WHAT THE TASK ASKS:
Copy each line of the entries that contains the word "preview".
================================
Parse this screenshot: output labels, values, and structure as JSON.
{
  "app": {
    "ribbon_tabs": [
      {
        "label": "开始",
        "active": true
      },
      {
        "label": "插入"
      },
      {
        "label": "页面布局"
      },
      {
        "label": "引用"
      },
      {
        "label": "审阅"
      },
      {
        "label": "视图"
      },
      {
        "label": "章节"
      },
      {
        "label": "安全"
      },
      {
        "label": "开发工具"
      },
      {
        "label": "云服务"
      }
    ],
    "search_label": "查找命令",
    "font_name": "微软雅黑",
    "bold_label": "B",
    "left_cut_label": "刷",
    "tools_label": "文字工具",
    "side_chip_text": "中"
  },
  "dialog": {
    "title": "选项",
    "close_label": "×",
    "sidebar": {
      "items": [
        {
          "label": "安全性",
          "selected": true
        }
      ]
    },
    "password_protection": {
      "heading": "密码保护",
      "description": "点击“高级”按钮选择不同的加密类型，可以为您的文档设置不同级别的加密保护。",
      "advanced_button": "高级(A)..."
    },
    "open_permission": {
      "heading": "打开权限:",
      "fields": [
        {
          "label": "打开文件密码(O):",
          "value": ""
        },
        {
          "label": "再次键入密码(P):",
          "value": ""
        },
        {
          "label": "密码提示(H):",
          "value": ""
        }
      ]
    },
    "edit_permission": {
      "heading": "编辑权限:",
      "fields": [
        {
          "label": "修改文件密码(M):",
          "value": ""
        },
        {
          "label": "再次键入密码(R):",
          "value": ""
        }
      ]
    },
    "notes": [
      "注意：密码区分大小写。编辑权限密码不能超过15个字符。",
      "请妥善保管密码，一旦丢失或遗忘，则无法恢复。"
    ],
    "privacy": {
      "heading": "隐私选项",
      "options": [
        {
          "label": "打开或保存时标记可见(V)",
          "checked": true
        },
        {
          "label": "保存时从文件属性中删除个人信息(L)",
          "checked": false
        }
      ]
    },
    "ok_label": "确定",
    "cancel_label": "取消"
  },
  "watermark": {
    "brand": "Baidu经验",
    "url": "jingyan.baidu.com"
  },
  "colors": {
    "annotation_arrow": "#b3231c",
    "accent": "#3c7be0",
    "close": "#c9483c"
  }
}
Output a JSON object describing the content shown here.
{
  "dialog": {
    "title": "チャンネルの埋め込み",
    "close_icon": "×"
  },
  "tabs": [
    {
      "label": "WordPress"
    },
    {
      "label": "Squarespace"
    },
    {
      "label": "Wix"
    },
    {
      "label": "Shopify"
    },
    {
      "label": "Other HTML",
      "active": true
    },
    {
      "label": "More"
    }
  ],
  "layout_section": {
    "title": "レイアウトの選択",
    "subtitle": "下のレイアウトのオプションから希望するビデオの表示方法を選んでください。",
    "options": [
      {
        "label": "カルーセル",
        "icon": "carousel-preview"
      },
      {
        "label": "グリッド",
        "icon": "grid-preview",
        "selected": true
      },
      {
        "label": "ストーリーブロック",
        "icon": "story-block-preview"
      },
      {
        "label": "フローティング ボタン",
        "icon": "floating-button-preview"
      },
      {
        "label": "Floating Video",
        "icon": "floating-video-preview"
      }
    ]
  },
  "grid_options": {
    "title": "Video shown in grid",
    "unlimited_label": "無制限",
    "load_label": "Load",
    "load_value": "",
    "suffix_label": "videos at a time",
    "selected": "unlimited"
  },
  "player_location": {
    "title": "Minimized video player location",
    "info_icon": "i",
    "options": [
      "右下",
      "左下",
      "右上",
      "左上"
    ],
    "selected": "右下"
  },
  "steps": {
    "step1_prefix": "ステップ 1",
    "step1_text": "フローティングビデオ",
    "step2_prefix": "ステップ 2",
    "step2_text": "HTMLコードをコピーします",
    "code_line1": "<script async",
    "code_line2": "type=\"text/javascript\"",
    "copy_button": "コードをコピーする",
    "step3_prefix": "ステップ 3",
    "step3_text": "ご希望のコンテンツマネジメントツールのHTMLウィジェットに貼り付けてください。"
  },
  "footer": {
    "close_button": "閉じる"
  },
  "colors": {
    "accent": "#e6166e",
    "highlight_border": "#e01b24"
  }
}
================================
REPLY:
        "icon": "carousel-preview"
        "icon": "grid-preview",
        "icon": "story-block-preview"
        "icon": "floating-button-preview"
        "icon": "floating-video-preview"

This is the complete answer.